**WHAT YOU WILL DO**
Give back the lines below verbatim, omitting all pictures.

* * * *

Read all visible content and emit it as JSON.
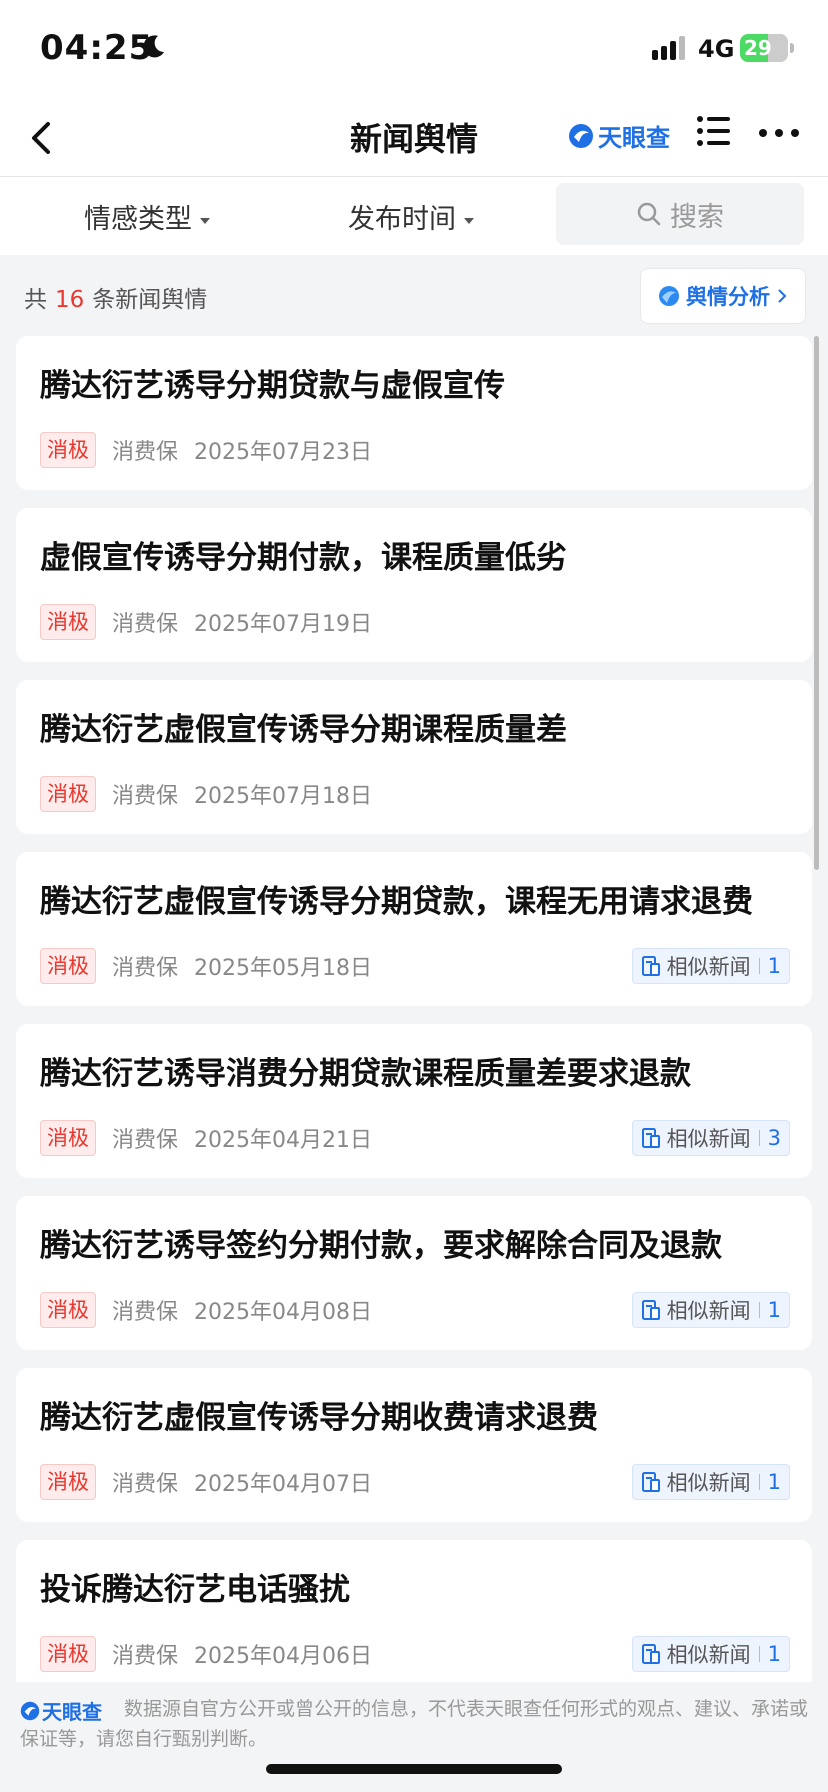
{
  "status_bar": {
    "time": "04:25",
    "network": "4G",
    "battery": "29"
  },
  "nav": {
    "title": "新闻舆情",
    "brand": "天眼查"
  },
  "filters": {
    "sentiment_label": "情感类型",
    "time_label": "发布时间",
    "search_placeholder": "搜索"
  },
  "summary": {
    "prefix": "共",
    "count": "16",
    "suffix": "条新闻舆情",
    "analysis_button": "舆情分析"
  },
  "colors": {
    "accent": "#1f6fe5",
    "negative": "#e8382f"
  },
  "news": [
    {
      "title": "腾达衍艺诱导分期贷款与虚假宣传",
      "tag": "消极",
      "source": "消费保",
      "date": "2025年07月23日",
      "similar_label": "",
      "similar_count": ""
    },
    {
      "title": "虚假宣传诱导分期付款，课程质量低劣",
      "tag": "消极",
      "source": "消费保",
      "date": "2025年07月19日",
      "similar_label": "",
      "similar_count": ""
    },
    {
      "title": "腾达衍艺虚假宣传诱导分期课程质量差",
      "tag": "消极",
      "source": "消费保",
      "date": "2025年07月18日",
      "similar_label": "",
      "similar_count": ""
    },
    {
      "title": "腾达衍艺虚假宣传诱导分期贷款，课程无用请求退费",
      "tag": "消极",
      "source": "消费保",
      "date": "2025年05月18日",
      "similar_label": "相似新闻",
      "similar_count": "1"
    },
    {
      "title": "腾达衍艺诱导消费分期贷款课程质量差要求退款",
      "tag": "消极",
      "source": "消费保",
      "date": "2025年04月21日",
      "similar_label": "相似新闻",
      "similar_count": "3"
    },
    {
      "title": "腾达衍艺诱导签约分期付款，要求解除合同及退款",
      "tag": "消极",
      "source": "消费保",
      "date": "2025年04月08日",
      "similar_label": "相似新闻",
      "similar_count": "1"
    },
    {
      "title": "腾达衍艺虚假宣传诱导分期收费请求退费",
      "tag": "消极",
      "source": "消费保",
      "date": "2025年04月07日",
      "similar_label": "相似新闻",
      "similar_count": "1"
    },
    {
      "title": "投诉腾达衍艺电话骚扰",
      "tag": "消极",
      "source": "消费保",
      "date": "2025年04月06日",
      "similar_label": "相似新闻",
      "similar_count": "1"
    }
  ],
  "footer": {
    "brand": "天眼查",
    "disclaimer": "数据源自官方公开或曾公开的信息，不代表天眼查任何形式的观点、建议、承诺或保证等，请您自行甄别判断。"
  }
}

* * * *

**FINAL ANSWER**
Read all visible content and emit it as JSON.
{
  "status_bar": {
    "time": "04:25",
    "network": "4G",
    "battery": "29"
  },
  "nav": {
    "title": "新闻舆情",
    "brand": "天眼查"
  },
  "filters": {
    "sentiment_label": "情感类型",
    "time_label": "发布时间",
    "search_placeholder": "搜索"
  },
  "summary": {
    "prefix": "共",
    "count": "16",
    "suffix": "条新闻舆情",
    "analysis_button": "舆情分析"
  },
  "colors": {
    "accent": "#1f6fe5",
    "negative": "#e8382f"
  },
  "news": [
    {
      "title": "腾达衍艺诱导分期贷款与虚假宣传",
      "tag": "消极",
      "source": "消费保",
      "date": "2025年07月23日",
      "similar_label": "",
      "similar_count": ""
    },
    {
      "title": "虚假宣传诱导分期付款，课程质量低劣",
      "tag": "消极",
      "source": "消费保",
      "date": "2025年07月19日",
      "similar_label": "",
      "similar_count": ""
    },
    {
      "title": "腾达衍艺虚假宣传诱导分期课程质量差",
      "tag": "消极",
      "source": "消费保",
      "date": "2025年07月18日",
      "similar_label": "",
      "similar_count": ""
    },
    {
      "title": "腾达衍艺虚假宣传诱导分期贷款，课程无用请求退费",
      "tag": "消极",
      "source": "消费保",
      "date": "2025年05月18日",
      "similar_label": "相似新闻",
      "similar_count": "1"
    },
    {
      "title": "腾达衍艺诱导消费分期贷款课程质量差要求退款",
      "tag": "消极",
      "source": "消费保",
      "date": "2025年04月21日",
      "similar_label": "相似新闻",
      "similar_count": "3"
    },
    {
      "title": "腾达衍艺诱导签约分期付款，要求解除合同及退款",
      "tag": "消极",
      "source": "消费保",
      "date": "2025年04月08日",
      "similar_label": "相似新闻",
      "similar_count": "1"
    },
    {
      "title": "腾达衍艺虚假宣传诱导分期收费请求退费",
      "tag": "消极",
      "source": "消费保",
      "date": "2025年04月07日",
      "similar_label": "相似新闻",
      "similar_count": "1"
    },
    {
      "title": "投诉腾达衍艺电话骚扰",
      "tag": "消极",
      "source": "消费保",
      "date": "2025年04月06日",
      "similar_label": "相似新闻",
      "similar_count": "1"
    }
  ],
  "footer": {
    "brand": "天眼查",
    "disclaimer": "数据源自官方公开或曾公开的信息，不代表天眼查任何形式的观点、建议、承诺或保证等，请您自行甄别判断。"
  }
}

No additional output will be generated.